WHAT NEEDS TO BE DONE: Where "Delicassen" appears in a line of the entries below, that line should be copied.

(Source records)
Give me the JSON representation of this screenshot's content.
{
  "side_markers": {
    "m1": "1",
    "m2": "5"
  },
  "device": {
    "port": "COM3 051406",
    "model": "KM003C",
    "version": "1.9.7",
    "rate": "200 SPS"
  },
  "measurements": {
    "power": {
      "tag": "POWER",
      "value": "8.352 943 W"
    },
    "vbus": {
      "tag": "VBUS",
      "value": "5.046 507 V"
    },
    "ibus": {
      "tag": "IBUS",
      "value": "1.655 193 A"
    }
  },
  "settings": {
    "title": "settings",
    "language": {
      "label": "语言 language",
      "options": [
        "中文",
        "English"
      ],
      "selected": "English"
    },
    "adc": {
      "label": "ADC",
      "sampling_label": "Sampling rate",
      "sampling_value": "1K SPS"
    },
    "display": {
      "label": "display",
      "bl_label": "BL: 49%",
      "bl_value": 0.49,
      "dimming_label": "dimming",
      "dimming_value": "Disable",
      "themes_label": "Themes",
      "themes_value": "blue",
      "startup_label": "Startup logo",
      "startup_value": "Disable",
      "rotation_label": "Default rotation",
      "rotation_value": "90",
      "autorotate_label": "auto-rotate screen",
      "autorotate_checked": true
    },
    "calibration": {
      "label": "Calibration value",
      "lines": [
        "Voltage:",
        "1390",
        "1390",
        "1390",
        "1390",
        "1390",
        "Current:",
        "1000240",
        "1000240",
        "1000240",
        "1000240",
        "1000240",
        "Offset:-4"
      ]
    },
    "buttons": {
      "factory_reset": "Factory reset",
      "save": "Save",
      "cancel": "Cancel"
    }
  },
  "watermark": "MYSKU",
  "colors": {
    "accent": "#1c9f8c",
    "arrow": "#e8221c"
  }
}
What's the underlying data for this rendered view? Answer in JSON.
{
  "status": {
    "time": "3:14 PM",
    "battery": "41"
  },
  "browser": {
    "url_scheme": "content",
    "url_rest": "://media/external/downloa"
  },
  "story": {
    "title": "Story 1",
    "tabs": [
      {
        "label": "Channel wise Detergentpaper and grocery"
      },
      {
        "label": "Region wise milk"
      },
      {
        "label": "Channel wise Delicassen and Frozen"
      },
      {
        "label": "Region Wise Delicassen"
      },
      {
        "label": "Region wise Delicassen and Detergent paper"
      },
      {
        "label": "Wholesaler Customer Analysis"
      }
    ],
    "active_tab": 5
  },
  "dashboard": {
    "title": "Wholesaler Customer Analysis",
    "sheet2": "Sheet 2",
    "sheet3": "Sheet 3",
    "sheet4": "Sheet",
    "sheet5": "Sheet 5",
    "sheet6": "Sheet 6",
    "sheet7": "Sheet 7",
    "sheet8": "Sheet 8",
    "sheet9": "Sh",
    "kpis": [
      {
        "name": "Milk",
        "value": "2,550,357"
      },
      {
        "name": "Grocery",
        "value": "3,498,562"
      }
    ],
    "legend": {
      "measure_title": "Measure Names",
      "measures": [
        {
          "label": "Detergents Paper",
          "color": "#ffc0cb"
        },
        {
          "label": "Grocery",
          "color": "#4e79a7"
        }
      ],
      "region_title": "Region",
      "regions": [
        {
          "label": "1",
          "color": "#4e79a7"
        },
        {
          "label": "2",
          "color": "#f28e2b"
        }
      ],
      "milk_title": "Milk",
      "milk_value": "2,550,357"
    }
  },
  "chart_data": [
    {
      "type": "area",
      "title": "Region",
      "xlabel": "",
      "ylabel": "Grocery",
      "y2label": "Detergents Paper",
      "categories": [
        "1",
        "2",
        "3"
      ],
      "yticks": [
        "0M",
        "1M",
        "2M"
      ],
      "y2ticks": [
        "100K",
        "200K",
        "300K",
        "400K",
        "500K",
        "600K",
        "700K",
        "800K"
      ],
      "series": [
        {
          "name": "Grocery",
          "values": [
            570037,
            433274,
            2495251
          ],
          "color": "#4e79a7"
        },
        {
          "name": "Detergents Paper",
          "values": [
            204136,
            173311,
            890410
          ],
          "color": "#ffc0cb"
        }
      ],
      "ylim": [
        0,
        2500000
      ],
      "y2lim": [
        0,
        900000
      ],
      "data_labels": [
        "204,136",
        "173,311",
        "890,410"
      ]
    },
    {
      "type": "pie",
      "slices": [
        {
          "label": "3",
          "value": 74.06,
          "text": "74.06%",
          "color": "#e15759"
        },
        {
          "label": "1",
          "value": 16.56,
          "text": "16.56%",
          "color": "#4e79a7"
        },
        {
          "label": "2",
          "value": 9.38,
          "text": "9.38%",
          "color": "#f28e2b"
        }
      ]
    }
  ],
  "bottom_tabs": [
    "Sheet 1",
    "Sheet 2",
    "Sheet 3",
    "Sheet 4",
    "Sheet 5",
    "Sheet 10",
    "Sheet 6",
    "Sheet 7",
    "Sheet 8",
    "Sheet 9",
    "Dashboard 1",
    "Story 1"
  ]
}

RESPONSE TO THE TASK:
        "label": "Channel wise Delicassen and Frozen"
        "label": "Region Wise Delicassen"
        "label": "Region wise Delicassen and Detergent paper"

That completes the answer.